Meanwhile, you have no concept of the programming constraints that led to the decisions we made, nor sufficient background to appreciate their significance.

Your opinion is worthless noise.

As a systems administrator who has been managing large-scale distributed
systems since the mid-90s, I think I do actually have the qualifications to
have an opinion on configuration management.

It's all well and fine for you to say "sure they could have kept the flat text
file" but we would have had to invent a remote administration protocol and
all of its required security mechanisms.

Really? It's amazing then how other enterprise scale software packages
as Apache httpd managed to survive using flat text file configuration models
without inventing secure remote administration protocols for deploying that

Again, you're mixing up two things â how configuration is processed, and
configuration is delivered. You are tightly coupling two things that do not
need to be coupled, basically decreeing by fiat that only that configuration
which arrives over the LDAP protocol may be dynamically placed into effect. If
someone already has a secure way of delivering flat text file configuration
updates, too bad, they don't get to be dynamically applied. Not because it's
impossible to reload a configuration file and apply the changes, but because
you don't want to do it.

stupid, when we already have highly evolved protocol, data model, and
security mechanisms in place. Keep in mind that none of
puppet/chef/cfengine/what-have-you existed or were in common use in that

Perhaps, but in the late 90s, before this design discussion that I didn't
participate in even took place, I already had secure mechanisms for delivering
configuration files to large distributed networks of systems.

Your examples are irrelevant and not applicable.

I've been writing server code since the 1980s. Yes, it was common practice back in the day to allow manual rewriting of config files and sending a server a SIGHUP to tell it to reread its config. But hey moron, that didn't work with threaded programs. Signal handling wreaked havoc with the threading implementations of the day. If you were a developer you might be aware of this fact. But you're not, and you have no valid basis for any opinion of how the code should have been implemented.

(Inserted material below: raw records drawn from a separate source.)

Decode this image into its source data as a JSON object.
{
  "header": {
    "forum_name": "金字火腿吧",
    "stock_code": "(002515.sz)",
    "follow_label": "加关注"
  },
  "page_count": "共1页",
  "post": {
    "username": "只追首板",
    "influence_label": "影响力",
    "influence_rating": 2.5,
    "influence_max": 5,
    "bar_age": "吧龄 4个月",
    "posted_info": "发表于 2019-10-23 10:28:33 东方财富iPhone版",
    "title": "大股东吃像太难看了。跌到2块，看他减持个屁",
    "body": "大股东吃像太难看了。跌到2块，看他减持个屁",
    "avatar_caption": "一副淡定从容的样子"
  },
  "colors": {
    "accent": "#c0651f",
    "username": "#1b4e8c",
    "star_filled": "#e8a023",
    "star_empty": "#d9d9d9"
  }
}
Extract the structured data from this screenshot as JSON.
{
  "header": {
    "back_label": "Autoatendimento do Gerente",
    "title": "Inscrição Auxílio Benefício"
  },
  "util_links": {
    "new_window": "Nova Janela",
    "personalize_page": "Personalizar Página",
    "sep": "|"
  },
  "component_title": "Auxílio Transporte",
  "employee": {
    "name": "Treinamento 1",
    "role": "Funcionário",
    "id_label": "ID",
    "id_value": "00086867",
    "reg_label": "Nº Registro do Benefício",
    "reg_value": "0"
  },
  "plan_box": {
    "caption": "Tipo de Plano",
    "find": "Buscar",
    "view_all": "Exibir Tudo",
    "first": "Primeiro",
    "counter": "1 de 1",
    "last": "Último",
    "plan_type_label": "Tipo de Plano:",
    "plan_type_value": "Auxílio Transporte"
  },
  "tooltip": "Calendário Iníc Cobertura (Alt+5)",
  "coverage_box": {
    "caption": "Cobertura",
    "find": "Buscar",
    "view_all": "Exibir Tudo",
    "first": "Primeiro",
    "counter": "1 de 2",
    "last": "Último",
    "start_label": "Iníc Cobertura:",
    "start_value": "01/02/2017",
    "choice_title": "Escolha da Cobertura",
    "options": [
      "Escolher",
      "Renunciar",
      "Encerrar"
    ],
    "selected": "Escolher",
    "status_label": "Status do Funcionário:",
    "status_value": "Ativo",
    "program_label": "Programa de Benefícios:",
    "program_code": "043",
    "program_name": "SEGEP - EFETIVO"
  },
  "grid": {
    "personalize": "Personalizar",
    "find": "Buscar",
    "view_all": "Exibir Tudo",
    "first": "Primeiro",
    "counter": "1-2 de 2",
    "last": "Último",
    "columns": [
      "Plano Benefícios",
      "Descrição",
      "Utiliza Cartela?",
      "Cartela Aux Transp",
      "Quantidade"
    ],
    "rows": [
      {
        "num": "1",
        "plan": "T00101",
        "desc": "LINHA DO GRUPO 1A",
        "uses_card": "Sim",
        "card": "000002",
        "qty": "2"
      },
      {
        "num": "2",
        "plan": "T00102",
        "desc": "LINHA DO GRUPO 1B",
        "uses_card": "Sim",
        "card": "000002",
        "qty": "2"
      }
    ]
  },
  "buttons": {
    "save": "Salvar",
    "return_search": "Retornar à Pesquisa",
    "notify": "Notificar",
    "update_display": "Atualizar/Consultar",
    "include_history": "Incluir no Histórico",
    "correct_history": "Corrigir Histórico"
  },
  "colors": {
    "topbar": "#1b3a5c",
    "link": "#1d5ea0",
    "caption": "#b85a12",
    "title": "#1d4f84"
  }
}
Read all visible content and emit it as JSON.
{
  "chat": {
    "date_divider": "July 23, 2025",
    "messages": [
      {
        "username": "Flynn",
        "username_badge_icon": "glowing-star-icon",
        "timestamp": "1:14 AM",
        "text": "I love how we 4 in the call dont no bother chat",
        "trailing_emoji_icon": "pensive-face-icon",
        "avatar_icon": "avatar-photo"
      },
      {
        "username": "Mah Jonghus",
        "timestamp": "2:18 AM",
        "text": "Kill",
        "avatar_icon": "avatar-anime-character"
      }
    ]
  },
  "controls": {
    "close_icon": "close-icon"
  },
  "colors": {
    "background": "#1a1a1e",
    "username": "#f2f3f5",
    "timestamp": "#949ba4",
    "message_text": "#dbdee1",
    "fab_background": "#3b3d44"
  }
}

Nor can you sanely reload an entire slapd.conf file without doing a bunch of
redundant parsing, to skip over the parts that didn't change. It's a lot of
work simply to find the parts that didn't change, unless you invent a network
protocol that lets you send deltas. But oh wait, we already have a protocol
with that - we can use the LDAPModify operation.

I don't think I ever claimed it wouldn't involve some additional code,
additional work, to allow dynamic reconfiguration from rereading a flat text
configuration; I simply claimed it is possible. And "redundant" or not,
parsing a configuration file into a configuration structure is hardly
intractable, nor is running through the existing in-place configuration and
comparing it to the new configuration just loaded in determining the differences.

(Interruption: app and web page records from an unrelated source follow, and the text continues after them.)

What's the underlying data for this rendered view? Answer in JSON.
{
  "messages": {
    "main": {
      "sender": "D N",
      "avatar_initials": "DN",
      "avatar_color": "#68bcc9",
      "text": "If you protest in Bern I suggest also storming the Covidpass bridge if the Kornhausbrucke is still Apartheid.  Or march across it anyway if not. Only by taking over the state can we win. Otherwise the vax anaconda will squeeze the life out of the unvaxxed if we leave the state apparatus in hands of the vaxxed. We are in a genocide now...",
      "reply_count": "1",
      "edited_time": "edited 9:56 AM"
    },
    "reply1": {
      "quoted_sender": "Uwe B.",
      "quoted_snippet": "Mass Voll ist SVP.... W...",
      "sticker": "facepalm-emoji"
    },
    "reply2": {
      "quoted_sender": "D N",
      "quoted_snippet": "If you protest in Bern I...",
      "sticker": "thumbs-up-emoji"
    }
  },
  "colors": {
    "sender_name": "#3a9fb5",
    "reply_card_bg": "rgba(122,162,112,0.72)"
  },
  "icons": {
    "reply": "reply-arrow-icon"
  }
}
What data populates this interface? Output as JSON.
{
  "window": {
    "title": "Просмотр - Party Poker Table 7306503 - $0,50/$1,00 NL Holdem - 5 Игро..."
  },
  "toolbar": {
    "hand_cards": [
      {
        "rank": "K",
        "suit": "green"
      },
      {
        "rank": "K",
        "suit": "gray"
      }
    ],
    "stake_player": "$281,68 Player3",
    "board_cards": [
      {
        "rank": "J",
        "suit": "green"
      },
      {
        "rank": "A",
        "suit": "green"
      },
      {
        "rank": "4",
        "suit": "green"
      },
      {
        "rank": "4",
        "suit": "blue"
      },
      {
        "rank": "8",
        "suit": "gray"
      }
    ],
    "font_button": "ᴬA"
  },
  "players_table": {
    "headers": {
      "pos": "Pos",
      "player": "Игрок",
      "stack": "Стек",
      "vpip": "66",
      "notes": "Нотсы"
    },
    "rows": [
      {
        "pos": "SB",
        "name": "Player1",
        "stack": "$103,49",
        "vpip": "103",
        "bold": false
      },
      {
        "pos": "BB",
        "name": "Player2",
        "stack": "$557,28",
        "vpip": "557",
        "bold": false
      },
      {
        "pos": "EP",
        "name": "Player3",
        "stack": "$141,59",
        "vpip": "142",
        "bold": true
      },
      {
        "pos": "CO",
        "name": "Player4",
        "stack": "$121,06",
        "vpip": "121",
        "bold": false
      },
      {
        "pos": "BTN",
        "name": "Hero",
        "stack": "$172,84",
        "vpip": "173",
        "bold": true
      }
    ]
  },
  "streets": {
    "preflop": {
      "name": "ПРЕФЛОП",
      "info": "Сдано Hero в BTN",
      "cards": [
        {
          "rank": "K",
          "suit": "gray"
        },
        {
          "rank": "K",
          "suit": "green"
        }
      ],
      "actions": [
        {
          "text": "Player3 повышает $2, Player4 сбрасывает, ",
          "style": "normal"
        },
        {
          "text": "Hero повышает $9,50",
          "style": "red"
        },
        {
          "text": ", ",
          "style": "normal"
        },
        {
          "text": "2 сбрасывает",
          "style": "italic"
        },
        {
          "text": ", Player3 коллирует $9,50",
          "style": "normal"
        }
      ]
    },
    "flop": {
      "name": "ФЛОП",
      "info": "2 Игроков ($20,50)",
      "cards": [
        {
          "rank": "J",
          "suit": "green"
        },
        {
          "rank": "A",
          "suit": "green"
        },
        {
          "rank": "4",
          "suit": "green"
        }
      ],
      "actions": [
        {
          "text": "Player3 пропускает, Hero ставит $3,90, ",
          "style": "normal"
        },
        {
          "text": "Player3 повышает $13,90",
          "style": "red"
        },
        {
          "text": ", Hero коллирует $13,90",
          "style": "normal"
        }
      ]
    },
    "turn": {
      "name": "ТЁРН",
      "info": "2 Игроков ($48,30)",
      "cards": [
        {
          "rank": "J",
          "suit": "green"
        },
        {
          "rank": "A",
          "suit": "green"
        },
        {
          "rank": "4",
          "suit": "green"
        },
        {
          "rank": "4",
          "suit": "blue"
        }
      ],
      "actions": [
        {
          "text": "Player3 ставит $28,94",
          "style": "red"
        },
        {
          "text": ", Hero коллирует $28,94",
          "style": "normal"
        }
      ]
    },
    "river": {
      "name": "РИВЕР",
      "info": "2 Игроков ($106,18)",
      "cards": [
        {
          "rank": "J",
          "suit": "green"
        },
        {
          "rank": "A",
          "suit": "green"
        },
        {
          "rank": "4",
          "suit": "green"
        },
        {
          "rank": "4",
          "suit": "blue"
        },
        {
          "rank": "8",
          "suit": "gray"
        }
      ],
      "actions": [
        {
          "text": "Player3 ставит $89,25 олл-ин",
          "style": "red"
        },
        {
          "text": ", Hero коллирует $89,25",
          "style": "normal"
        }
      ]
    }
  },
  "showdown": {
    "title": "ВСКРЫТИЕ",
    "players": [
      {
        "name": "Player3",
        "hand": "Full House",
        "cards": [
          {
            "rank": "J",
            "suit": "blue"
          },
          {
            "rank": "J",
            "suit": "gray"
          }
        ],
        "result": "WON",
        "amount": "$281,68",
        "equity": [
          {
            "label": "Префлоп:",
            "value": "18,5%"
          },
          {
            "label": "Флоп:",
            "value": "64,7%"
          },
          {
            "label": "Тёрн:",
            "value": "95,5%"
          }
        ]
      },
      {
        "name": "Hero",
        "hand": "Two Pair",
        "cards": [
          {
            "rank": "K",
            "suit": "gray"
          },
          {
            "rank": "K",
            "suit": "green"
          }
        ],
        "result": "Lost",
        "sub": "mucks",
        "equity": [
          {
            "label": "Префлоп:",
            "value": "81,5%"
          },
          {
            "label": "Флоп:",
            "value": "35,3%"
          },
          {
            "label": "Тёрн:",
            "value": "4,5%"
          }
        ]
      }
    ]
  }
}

How kind of you to volunteer someone else to go to all the trouble of donating the additional work required to implement a non-viable mechanism. That's not how open source development works. If you want a feature, you either write it or you sponsor its development. You're clearly not qualified to do the work yourself. In this particular case, it's pointless anyway because the feature you're requesting, to make slapd behave like every other historical Unix daemon, is a non-starter.

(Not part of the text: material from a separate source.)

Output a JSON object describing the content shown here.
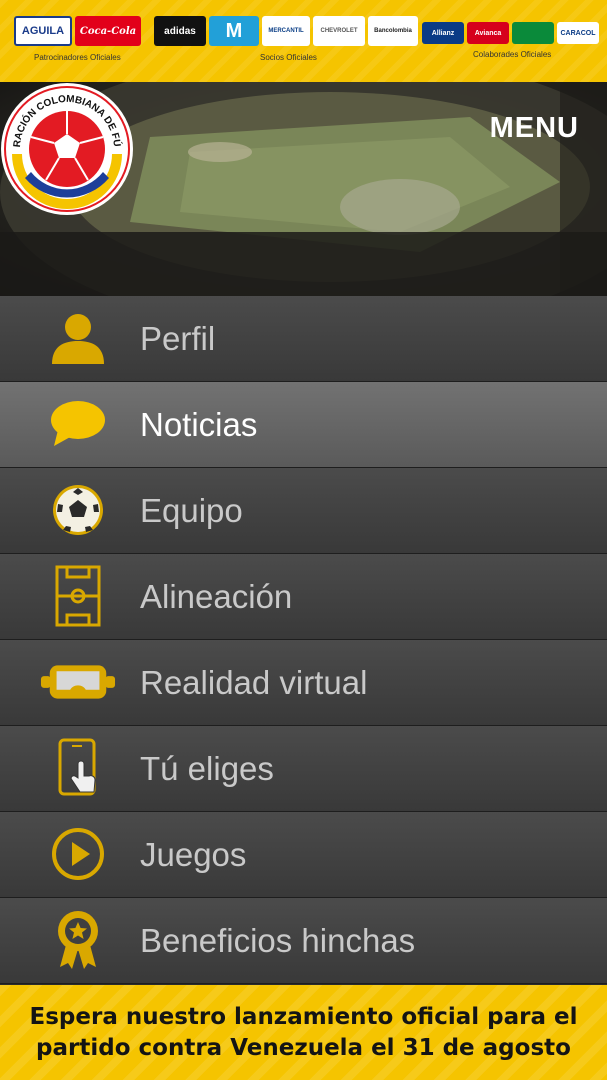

  -- Howard Chu
  CTO, Symas Corp.           http://www.symas.com
  Director, Highland Sun     http://highlandsun.com/hyc/
  Chief Architect, OpenLDAP  http://www.openldap.org/project/